# Task statement
Word for word, copy the records that follow.

# Entries supplied

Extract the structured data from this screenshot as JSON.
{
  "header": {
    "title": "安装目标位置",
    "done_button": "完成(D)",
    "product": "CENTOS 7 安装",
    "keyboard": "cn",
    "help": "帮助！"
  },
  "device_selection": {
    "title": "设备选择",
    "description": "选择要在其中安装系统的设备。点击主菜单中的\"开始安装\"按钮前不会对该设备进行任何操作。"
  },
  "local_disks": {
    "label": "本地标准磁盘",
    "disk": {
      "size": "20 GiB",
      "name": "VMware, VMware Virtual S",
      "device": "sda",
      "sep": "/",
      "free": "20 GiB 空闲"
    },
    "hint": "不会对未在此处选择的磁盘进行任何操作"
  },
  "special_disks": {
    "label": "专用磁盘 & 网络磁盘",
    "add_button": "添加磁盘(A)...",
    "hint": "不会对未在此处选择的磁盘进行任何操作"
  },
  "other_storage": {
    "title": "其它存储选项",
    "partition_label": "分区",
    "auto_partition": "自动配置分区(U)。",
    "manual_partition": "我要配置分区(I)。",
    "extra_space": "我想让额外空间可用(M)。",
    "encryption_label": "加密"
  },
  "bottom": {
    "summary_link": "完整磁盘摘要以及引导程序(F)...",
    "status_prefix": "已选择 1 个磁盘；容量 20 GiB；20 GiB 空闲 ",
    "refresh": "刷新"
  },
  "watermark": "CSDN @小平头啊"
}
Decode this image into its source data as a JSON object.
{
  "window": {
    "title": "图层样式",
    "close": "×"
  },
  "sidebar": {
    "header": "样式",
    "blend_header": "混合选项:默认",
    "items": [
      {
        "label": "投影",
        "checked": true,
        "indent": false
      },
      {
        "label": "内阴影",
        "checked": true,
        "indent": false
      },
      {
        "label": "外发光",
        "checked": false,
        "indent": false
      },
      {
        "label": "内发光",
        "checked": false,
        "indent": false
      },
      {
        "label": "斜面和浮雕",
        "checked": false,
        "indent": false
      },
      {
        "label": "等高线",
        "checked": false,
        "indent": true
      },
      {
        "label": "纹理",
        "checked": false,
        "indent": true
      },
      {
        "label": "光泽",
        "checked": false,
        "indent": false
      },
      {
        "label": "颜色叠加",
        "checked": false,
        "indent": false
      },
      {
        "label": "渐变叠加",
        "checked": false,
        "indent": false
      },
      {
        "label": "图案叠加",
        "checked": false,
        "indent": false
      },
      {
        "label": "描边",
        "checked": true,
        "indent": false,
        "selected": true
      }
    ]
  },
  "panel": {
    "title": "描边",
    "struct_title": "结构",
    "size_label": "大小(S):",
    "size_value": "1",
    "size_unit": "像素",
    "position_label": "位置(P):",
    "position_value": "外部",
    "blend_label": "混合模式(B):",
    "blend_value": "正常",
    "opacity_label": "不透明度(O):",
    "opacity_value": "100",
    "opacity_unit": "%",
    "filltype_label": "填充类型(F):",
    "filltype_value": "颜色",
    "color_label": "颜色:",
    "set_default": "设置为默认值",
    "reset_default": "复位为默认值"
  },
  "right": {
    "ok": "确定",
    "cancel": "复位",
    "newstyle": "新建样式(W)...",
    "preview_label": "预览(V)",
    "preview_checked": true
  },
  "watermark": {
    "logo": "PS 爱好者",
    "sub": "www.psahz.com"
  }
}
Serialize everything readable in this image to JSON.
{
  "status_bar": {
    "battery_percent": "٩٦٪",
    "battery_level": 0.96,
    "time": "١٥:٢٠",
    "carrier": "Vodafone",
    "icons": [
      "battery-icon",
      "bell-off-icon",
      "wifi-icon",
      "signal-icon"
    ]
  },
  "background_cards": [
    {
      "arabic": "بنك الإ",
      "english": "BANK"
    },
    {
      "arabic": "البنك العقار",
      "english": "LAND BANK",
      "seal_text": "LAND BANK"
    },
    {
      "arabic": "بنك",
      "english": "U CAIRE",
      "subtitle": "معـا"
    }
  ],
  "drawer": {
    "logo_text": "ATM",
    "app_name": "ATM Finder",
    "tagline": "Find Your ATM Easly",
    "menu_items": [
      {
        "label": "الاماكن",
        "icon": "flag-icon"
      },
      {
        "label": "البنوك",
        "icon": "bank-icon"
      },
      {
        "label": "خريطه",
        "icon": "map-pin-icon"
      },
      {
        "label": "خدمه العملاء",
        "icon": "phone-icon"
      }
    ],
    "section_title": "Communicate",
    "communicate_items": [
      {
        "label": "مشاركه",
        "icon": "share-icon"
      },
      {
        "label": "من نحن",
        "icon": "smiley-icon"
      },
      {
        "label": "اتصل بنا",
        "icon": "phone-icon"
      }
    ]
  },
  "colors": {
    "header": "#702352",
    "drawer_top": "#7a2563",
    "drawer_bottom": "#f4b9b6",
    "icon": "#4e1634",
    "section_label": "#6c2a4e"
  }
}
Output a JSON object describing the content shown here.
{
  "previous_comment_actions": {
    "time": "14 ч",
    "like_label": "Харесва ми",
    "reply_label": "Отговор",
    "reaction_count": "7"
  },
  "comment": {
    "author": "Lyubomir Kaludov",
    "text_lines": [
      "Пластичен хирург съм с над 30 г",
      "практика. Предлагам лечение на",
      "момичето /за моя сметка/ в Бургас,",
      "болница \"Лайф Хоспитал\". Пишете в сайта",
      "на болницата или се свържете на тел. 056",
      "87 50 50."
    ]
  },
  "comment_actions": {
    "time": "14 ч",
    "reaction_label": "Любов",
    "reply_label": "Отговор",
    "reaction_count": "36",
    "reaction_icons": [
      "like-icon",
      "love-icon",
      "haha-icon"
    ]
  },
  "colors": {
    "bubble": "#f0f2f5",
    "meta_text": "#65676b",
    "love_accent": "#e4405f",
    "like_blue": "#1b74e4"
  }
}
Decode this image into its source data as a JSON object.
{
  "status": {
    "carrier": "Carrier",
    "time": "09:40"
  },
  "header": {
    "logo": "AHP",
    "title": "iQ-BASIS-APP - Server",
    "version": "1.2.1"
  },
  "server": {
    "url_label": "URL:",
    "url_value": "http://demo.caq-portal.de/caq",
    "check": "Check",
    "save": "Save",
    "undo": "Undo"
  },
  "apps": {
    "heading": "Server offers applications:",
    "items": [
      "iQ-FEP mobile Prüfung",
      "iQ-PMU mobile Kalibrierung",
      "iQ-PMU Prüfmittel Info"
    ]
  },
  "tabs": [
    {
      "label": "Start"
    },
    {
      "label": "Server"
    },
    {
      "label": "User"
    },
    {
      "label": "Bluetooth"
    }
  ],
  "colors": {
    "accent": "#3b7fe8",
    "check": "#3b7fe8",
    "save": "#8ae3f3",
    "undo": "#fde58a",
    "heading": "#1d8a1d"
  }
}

# Solution
Extract the structured data from this screenshot as JSON.
{
  "header": {
    "title": "安装目标位置",
    "done_button": "完成(D)",
    "product": "CENTOS 7 安装",
    "keyboard": "cn",
    "help": "帮助！"
  },
  "device_selection": {
    "title": "设备选择",
    "description": "选择要在其中安装系统的设备。点击主菜单中的\"开始安装\"按钮前不会对该设备进行任何操作。"
  },
  "local_disks": {
    "label": "本地标准磁盘",
    "disk": {
      "size": "20 GiB",
      "name": "VMware, VMware Virtual S",
      "device": "sda",
      "sep": "/",
      "free": "20 GiB 空闲"
    },
    "hint": "不会对未在此处选择的磁盘进行任何操作"
  },
  "special_disks": {
    "label": "专用磁盘 & 网络磁盘",
    "add_button": "添加磁盘(A)...",
    "hint": "不会对未在此处选择的磁盘进行任何操作"
  },
  "other_storage": {
    "title": "其它存储选项",
    "partition_label": "分区",
    "auto_partition": "自动配置分区(U)。",
    "manual_partition": "我要配置分区(I)。",
    "extra_space": "我想让额外空间可用(M)。",
    "encryption_label": "加密"
  },
  "bottom": {
    "summary_link": "完整磁盘摘要以及引导程序(F)...",
    "status_prefix": "已选择 1 个磁盘；容量 20 GiB；20 GiB 空闲 ",
    "refresh": "刷新"
  },
  "watermark": "CSDN @小平头啊"
}
Decode this image into its source data as a JSON object.
{
  "window": {
    "title": "图层样式",
    "close": "×"
  },
  "sidebar": {
    "header": "样式",
    "blend_header": "混合选项:默认",
    "items": [
      {
        "label": "投影",
        "checked": true,
        "indent": false
      },
      {
        "label": "内阴影",
        "checked": true,
        "indent": false
      },
      {
        "label": "外发光",
        "checked": false,
        "indent": false
      },
      {
        "label": "内发光",
        "checked": false,
        "indent": false
      },
      {
        "label": "斜面和浮雕",
        "checked": false,
        "indent": false
      },
      {
        "label": "等高线",
        "checked": false,
        "indent": true
      },
      {
        "label": "纹理",
        "checked": false,
        "indent": true
      },
      {
        "label": "光泽",
        "checked": false,
        "indent": false
      },
      {
        "label": "颜色叠加",
        "checked": false,
        "indent": false
      },
      {
        "label": "渐变叠加",
        "checked": false,
        "indent": false
      },
      {
        "label": "图案叠加",
        "checked": false,
        "indent": false
      },
      {
        "label": "描边",
        "checked": true,
        "indent": false,
        "selected": true
      }
    ]
  },
  "panel": {
    "title": "描边",
    "struct_title": "结构",
    "size_label": "大小(S):",
    "size_value": "1",
    "size_unit": "像素",
    "position_label": "位置(P):",
    "position_value": "外部",
    "blend_label": "混合模式(B):",
    "blend_value": "正常",
    "opacity_label": "不透明度(O):",
    "opacity_value": "100",
    "opacity_unit": "%",
    "filltype_label": "填充类型(F):",
    "filltype_value": "颜色",
    "color_label": "颜色:",
    "set_default": "设置为默认值",
    "reset_default": "复位为默认值"
  },
  "right": {
    "ok": "确定",
    "cancel": "复位",
    "newstyle": "新建样式(W)...",
    "preview_label": "预览(V)",
    "preview_checked": true
  },
  "watermark": {
    "logo": "PS 爱好者",
    "sub": "www.psahz.com"
  }
}
Serialize everything readable in this image to JSON.
{
  "status_bar": {
    "battery_percent": "٩٦٪",
    "battery_level": 0.96,
    "time": "١٥:٢٠",
    "carrier": "Vodafone",
    "icons": [
      "battery-icon",
      "bell-off-icon",
      "wifi-icon",
      "signal-icon"
    ]
  },
  "background_cards": [
    {
      "arabic": "بنك الإ",
      "english": "BANK"
    },
    {
      "arabic": "البنك العقار",
      "english": "LAND BANK",
      "seal_text": "LAND BANK"
    },
    {
      "arabic": "بنك",
      "english": "U CAIRE",
      "subtitle": "معـا"
    }
  ],
  "drawer": {
    "logo_text": "ATM",
    "app_name": "ATM Finder",
    "tagline": "Find Your ATM Easly",
    "menu_items": [
      {
        "label": "الاماكن",
        "icon": "flag-icon"
      },
      {
        "label": "البنوك",
        "icon": "bank-icon"
      },
      {
        "label": "خريطه",
        "icon": "map-pin-icon"
      },
      {
        "label": "خدمه العملاء",
        "icon": "phone-icon"
      }
    ],
    "section_title": "Communicate",
    "communicate_items": [
      {
        "label": "مشاركه",
        "icon": "share-icon"
      },
      {
        "label": "من نحن",
        "icon": "smiley-icon"
      },
      {
        "label": "اتصل بنا",
        "icon": "phone-icon"
      }
    ]
  },
  "colors": {
    "header": "#702352",
    "drawer_top": "#7a2563",
    "drawer_bottom": "#f4b9b6",
    "icon": "#4e1634",
    "section_label": "#6c2a4e"
  }
}
Output a JSON object describing the content shown here.
{
  "previous_comment_actions": {
    "time": "14 ч",
    "like_label": "Харесва ми",
    "reply_label": "Отговор",
    "reaction_count": "7"
  },
  "comment": {
    "author": "Lyubomir Kaludov",
    "text_lines": [
      "Пластичен хирург съм с над 30 г",
      "практика. Предлагам лечение на",
      "момичето /за моя сметка/ в Бургас,",
      "болница \"Лайф Хоспитал\". Пишете в сайта",
      "на болницата или се свържете на тел. 056",
      "87 50 50."
    ]
  },
  "comment_actions": {
    "time": "14 ч",
    "reaction_label": "Любов",
    "reply_label": "Отговор",
    "reaction_count": "36",
    "reaction_icons": [
      "like-icon",
      "love-icon",
      "haha-icon"
    ]
  },
  "colors": {
    "bubble": "#f0f2f5",
    "meta_text": "#65676b",
    "love_accent": "#e4405f",
    "like_blue": "#1b74e4"
  }
}
Decode this image into its source data as a JSON object.
{
  "status": {
    "carrier": "Carrier",
    "time": "09:40"
  },
  "header": {
    "logo": "AHP",
    "title": "iQ-BASIS-APP - Server",
    "version": "1.2.1"
  },
  "server": {
    "url_label": "URL:",
    "url_value": "http://demo.caq-portal.de/caq",
    "check": "Check",
    "save": "Save",
    "undo": "Undo"
  },
  "apps": {
    "heading": "Server offers applications:",
    "items": [
      "iQ-FEP mobile Prüfung",
      "iQ-PMU mobile Kalibrierung",
      "iQ-PMU Prüfmittel Info"
    ]
  },
  "tabs": [
    {
      "label": "Start"
    },
    {
      "label": "Server"
    },
    {
      "label": "User"
    },
    {
      "label": "Bluetooth"
    }
  ],
  "colors": {
    "accent": "#3b7fe8",
    "check": "#3b7fe8",
    "save": "#8ae3f3",
    "undo": "#fde58a",
    "heading": "#1d8a1d"
  }
}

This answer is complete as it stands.